▶ [Instructions for the task]:
If a line below contains "carrots", count it; then state how many such lines there are, and nothing else.

▶ [Data extract]:
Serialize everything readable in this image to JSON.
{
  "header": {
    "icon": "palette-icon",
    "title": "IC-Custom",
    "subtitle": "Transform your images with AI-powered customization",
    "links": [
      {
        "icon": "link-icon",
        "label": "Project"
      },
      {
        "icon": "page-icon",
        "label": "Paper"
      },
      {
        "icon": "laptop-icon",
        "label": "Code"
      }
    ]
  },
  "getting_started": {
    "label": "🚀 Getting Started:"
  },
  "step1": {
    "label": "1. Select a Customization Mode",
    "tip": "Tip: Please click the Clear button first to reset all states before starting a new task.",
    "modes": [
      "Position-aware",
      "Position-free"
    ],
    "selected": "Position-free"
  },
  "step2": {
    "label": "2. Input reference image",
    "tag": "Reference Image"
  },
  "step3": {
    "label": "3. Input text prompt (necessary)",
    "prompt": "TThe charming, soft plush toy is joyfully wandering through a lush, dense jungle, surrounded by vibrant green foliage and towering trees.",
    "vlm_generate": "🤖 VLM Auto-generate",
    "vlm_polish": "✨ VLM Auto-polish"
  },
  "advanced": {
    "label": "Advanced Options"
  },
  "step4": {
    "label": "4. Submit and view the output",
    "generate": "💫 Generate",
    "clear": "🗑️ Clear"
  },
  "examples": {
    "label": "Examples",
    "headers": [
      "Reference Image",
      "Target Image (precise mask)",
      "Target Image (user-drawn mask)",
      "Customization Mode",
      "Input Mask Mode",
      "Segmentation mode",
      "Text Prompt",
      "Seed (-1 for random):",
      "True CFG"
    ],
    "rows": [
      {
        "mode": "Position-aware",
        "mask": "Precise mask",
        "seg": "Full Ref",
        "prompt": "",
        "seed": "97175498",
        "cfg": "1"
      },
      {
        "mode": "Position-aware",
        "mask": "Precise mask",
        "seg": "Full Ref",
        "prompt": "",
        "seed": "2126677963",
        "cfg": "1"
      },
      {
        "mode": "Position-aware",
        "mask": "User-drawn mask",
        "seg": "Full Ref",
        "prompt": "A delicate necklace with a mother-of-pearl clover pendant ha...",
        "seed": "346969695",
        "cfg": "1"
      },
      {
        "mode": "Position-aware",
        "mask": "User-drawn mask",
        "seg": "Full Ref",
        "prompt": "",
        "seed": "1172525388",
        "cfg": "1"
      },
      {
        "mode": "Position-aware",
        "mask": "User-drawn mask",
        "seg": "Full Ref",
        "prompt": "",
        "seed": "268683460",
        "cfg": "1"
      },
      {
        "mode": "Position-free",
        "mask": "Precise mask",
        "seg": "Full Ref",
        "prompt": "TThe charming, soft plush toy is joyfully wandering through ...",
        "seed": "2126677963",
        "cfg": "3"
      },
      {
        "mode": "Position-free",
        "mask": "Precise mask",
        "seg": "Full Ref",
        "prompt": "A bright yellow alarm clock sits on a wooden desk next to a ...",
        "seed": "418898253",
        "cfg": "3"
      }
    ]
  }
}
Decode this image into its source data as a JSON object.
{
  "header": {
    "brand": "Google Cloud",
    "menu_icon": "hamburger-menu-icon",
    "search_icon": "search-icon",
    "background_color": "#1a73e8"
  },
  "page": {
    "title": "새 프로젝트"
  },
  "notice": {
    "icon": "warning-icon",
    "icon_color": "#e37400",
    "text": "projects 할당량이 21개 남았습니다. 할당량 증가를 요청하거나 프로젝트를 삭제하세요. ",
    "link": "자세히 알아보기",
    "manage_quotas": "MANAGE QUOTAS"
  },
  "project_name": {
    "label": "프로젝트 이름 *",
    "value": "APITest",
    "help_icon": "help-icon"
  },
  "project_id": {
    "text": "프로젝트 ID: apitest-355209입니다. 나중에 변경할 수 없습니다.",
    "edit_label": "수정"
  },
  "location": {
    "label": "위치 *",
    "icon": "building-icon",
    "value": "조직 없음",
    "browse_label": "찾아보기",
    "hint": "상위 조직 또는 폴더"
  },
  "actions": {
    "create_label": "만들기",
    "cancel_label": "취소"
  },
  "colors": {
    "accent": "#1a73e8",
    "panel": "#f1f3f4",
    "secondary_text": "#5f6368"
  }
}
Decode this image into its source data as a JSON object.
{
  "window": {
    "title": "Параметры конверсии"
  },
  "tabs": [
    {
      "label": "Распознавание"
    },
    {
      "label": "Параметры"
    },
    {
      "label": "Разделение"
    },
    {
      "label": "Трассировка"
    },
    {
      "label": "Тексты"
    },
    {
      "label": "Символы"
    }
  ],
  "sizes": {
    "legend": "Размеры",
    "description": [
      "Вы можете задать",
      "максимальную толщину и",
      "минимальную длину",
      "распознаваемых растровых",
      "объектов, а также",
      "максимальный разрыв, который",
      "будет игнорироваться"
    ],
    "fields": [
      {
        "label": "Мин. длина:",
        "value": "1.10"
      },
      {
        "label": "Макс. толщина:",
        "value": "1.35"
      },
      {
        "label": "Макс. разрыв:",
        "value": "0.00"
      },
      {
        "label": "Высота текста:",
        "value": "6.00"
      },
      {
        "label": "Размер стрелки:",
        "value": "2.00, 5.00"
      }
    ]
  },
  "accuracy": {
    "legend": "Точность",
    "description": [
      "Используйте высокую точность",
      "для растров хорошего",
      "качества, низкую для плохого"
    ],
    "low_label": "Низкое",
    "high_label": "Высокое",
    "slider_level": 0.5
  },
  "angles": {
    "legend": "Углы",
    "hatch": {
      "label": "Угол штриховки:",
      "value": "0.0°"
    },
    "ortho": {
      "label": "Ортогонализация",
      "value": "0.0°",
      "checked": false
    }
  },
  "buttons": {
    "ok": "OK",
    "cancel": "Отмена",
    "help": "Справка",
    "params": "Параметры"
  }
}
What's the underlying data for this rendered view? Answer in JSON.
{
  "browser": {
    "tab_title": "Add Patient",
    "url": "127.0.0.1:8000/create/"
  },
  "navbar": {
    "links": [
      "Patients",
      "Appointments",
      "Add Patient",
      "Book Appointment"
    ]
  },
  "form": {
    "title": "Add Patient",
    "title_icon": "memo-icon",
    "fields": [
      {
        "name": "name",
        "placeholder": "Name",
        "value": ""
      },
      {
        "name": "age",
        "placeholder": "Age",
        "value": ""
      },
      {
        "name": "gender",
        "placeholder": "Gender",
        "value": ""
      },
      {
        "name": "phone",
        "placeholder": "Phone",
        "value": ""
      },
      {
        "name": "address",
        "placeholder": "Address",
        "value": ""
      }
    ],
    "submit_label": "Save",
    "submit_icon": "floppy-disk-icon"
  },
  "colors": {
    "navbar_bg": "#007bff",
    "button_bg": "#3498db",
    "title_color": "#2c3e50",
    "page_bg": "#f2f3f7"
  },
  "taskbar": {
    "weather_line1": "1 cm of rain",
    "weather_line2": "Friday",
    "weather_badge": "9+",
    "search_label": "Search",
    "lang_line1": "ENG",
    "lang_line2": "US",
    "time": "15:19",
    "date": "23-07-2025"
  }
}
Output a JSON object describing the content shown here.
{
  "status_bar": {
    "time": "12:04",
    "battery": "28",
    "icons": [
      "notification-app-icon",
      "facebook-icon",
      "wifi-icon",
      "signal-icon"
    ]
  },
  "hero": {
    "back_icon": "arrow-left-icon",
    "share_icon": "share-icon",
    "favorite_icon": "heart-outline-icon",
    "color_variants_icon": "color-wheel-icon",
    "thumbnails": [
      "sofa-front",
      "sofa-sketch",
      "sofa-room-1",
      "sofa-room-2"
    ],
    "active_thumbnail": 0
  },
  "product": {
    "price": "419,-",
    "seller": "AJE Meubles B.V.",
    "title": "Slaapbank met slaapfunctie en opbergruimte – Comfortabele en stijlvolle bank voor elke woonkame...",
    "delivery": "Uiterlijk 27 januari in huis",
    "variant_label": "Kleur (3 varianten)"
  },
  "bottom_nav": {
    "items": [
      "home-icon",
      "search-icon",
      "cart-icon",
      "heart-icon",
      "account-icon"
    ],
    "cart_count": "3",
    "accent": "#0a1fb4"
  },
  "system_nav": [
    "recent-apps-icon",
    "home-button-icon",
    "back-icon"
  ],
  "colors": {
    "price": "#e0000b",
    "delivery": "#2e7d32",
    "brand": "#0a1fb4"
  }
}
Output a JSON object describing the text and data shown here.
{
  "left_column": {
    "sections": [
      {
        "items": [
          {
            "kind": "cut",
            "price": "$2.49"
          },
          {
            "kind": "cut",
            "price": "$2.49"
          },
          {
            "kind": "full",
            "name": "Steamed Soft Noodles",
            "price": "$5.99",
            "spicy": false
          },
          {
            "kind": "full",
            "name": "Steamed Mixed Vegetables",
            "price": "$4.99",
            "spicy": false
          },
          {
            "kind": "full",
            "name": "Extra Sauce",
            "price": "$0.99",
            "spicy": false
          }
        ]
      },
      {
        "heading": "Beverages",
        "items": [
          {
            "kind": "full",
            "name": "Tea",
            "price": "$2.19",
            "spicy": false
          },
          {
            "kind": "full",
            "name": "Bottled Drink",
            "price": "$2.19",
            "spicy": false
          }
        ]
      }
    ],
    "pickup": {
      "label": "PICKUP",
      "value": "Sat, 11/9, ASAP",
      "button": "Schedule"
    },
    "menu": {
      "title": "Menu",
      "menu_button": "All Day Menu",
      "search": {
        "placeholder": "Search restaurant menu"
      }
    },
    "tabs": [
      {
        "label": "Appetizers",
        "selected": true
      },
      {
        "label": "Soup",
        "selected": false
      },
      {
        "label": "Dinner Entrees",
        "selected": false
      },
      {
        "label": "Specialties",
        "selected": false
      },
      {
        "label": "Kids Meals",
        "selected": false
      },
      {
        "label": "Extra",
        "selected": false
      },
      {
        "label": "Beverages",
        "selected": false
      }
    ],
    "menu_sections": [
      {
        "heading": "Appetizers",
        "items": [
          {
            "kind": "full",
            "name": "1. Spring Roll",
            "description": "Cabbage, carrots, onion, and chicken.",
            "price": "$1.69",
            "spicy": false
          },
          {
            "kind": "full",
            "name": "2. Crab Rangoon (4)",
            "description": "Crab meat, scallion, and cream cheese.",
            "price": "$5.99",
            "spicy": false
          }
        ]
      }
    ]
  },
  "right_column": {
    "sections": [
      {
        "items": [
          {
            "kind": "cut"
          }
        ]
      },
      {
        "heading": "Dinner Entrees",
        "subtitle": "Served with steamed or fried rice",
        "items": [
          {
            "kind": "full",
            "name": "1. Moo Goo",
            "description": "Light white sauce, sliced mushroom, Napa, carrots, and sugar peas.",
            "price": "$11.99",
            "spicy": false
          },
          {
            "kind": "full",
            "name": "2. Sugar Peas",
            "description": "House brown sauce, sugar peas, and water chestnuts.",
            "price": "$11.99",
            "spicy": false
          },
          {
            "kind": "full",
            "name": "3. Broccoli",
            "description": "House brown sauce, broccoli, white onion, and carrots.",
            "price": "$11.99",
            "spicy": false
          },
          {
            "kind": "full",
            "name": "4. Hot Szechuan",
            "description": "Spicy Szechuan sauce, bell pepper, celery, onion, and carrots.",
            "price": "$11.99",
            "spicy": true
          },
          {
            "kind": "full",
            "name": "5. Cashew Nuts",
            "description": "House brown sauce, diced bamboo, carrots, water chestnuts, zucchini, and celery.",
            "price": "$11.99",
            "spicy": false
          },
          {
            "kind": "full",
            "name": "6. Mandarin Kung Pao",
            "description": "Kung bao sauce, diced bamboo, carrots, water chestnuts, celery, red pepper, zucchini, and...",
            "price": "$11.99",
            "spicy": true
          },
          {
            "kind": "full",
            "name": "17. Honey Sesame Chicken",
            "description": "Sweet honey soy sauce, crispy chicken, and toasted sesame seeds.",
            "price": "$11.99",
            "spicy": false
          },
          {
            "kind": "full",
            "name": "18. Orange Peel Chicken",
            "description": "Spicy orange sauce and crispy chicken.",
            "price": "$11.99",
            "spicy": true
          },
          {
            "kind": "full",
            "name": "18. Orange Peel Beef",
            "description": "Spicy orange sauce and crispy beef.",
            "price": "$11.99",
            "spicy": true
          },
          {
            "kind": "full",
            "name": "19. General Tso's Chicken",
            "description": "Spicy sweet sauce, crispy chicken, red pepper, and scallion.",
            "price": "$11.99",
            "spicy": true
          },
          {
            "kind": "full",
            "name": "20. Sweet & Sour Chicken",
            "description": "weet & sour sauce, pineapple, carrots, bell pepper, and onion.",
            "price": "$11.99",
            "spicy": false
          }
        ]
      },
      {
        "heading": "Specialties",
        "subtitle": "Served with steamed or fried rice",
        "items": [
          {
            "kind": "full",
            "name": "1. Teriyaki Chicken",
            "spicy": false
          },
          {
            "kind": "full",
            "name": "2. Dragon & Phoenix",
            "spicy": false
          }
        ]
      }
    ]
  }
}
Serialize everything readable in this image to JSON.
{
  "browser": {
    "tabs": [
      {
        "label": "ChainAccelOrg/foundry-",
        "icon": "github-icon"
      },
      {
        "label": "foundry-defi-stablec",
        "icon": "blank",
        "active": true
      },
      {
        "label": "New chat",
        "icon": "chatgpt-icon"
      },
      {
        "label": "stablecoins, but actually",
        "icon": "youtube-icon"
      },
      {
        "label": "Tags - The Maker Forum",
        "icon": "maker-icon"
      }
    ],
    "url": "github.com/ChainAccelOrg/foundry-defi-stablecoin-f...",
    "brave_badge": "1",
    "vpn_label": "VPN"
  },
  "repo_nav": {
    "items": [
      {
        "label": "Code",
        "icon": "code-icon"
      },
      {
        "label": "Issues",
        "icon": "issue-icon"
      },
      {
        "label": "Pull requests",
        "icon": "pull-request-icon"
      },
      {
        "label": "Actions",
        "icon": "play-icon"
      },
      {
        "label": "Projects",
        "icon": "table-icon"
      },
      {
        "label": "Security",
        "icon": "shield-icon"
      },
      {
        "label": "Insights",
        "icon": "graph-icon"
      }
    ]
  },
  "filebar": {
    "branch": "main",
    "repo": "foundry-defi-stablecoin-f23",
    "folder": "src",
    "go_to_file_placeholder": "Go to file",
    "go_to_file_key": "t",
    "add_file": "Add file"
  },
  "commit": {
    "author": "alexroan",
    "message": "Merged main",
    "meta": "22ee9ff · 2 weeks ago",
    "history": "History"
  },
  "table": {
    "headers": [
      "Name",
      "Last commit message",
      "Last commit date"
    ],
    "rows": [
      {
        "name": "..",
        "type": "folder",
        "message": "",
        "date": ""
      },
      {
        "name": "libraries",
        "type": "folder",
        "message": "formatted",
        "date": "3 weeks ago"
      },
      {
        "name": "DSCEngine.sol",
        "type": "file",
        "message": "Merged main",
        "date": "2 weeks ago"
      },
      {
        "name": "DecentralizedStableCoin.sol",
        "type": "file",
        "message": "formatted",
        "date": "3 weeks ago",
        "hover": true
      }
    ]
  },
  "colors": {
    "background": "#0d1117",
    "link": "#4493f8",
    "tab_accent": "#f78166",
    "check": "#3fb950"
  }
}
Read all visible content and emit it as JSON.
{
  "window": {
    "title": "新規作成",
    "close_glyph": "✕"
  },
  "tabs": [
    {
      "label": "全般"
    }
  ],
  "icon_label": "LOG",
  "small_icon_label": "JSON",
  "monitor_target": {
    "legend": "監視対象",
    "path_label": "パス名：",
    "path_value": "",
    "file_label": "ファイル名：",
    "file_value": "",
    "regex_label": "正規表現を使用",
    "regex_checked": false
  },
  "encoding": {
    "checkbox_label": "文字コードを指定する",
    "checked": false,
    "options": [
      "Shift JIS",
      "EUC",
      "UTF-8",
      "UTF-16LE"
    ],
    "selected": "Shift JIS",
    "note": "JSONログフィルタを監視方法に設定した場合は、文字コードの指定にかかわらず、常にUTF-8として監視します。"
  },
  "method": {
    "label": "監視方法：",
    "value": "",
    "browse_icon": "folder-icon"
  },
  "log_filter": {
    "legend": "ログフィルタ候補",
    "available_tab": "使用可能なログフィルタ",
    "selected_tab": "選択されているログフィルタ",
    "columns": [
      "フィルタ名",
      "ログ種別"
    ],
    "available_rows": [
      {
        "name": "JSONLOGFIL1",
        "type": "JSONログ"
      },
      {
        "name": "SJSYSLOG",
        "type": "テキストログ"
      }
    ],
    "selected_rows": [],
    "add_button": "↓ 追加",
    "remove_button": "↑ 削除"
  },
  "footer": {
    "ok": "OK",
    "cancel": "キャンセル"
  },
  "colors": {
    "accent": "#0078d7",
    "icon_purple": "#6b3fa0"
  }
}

▶ [Response below]:
7